Of course, this week is all about the Olympics and when sport and law sometimes intersect.
1. The Dispute: How does the IOC (International Olympic Committee) decide which sports should be included in the games? Although the Olympics have come a long way since the Ancient Greeks competed in a handful of events, there are a number of sports not included in the games and a few, which have been dropped over the years. Baseball and softball were not on the roster for the London Olympics but considering Tokyo will be hosting in 2020, this may change. Wrestling was off and then on again. The Olympic rules require all sports to be reviewed after every Olympics with sports to be added or dropped by a two-thirds majority vote. There are, of course, those sports, which have been added to the Olympic lineup, such as golf, rugby (reappearing) and kitesurfing (new) in the 2016 Olympics. At Sochi there were new events such as team figure skating and the snowboard and ski slopestyle. Women’s ski jump was a new event this year but not without some controversy. The quest for gender equality in the ski jump event evolved over time, culminating in a legal challenge by high-ranking women ski jumpers before the 2010 Vancouver Olympics and Paralympics. The British Columbia Court of Appeal, in dismissing the women’s case, found that the Charter could not apply to the selection of the 2010 events as and that even if the Charter did apply there was no breach of equality rights under s.15(1). Although, the question of whether VANOC or the Vancouver Olympic Committee was a government entity was easily answered in the negative, however the more difficult question was whether in organizing and staging the event VANOC was carrying out governmental activities. Even though there was governmental support for the Olympics, the Court found that this fact was not decisive on the issue of selection of Olympic events. In deed, neither VANOC nor the governmental agencies supporting the host City were involved in the selection of events. Thus, it could not be said that VANOC was the decision-maker and therefore the Charter could not apply. Even so, the Court considered the reach of the equality s.15. In finding there was no breach the Court stated, “section 15(1) sets out constitutional guarantees of equality that are broad in scope, but it does not constitute a general guarantee of equality. Rather, the section guarantees equality only in the way that the law affects individuals. Where the law is not implicated in discrimination or inequality, is not engaged.” As the law or statutory authority was not engaged by the right or lack thereof to compete in the Olympics, s. 15 was not available and was not breached. A leave application to the Supreme Court of Canada was dismissed with costs. In the end, women’s ski jumping was approved for inclusion in Sochi. Unfortunately, none of the women who brought the court case won a medal in the sport, but what they did, in the end, win a victory for the sport.
2. The Crime: Remember when Olympic scandals read like soap operas?
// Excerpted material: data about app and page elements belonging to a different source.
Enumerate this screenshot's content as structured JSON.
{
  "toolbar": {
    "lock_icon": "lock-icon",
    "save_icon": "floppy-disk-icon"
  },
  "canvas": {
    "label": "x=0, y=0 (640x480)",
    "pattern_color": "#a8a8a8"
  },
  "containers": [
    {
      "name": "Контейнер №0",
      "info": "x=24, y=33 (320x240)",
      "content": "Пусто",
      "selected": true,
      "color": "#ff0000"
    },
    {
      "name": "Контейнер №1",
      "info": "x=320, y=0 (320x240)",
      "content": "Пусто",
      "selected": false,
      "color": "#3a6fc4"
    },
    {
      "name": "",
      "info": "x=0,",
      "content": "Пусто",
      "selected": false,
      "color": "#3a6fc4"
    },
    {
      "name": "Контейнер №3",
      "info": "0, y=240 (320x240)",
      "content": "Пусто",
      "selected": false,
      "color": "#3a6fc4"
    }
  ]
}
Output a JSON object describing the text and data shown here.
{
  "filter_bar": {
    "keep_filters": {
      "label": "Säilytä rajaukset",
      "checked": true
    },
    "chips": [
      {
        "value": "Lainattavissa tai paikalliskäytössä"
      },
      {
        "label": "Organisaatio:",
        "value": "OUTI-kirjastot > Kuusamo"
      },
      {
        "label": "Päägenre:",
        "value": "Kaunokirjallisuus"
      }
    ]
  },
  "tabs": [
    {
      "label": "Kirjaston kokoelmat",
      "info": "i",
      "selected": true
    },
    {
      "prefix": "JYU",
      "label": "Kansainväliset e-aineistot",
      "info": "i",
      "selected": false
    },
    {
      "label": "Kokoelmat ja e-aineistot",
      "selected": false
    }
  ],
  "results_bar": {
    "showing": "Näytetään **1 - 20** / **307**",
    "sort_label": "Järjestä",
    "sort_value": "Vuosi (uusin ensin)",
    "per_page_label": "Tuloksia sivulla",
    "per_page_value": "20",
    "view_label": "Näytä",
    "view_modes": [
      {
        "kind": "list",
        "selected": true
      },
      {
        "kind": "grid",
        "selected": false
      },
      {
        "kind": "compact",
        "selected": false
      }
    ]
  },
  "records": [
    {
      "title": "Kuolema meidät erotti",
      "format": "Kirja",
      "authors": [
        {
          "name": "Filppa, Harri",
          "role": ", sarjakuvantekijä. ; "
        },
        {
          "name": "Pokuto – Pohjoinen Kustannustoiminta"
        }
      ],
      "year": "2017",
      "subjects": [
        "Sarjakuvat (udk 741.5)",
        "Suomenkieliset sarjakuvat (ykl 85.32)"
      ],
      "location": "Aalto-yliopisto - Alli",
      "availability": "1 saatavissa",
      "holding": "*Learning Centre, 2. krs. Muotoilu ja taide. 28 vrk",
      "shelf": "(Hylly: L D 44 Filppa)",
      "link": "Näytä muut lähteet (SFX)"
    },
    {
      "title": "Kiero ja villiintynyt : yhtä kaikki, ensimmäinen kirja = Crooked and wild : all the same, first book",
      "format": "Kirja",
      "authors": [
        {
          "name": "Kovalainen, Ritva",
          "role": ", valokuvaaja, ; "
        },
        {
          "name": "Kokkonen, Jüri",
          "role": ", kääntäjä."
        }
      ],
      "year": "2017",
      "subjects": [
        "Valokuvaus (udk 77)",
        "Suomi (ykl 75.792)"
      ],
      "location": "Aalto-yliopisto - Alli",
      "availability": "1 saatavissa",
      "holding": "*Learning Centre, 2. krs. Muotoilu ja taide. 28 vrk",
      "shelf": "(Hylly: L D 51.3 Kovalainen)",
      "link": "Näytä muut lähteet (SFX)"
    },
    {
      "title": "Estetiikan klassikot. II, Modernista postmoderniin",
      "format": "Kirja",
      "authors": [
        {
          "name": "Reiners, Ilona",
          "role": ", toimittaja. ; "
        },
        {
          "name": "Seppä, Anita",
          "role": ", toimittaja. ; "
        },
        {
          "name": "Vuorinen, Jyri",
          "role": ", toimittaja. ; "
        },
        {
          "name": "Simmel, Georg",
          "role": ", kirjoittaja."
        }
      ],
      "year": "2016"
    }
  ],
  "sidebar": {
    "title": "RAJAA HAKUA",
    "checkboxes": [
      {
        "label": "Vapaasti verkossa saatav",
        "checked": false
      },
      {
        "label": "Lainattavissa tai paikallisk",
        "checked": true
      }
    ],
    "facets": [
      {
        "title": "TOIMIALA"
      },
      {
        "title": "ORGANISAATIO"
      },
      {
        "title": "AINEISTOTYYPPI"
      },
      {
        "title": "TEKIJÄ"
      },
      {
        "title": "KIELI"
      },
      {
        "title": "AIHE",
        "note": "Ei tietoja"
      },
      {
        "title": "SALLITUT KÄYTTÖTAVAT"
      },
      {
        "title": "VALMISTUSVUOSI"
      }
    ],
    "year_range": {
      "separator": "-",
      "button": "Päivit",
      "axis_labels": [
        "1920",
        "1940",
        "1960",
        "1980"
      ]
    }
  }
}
If your memory needs refreshing, take a backward glance at the Tonya Harding – Nancy Kerrigan incident, when Kerrigan was attacked by a hammer to her knees, before the 1994 Olympics at the Women’s Championship and could not compete. That year Harding won and then lost as it was revealed that she was involved in the conspiracy to assault Kerrigan. But don’t worry, Nancy Kerrigan went on to perform in the Ice Capades while Tonya is now a professional boxer. Irony on ice?
3. The Sabotage: What is it about skates? The Kerrigan/Harding incident did not stop some members of the American short track team from sabotaging Canadian Olympic gold medalist Oliver Jean’s skates in 2011. Despite this admission, the skater who did the deed accuses the coach for pressuring him to do it. The ISU or International Skating Union’s disciplinary commission considered the case last year and laid the blame for the incident squarely on the coach. This year at Sochi the Canadians were careful to check their skates before competing.
4. The Dissent: Controversy swirled at the Olympics over the lack of gay rights in the host country and the lack of desire to meet with the Vancouver envoy supporting gay rights. But dissent escalated even further when Pussy Riot, the female punk rock activists, who were jailed last year after performing a “blasphemous” song in the Moscow Cathedral, were arrested but released in Sochi and then whipped by Cossacks – yes, there are still Cossacks. Read about their angry music video on the debacle entitled "Putin Will Teach You To Love Your Country" here.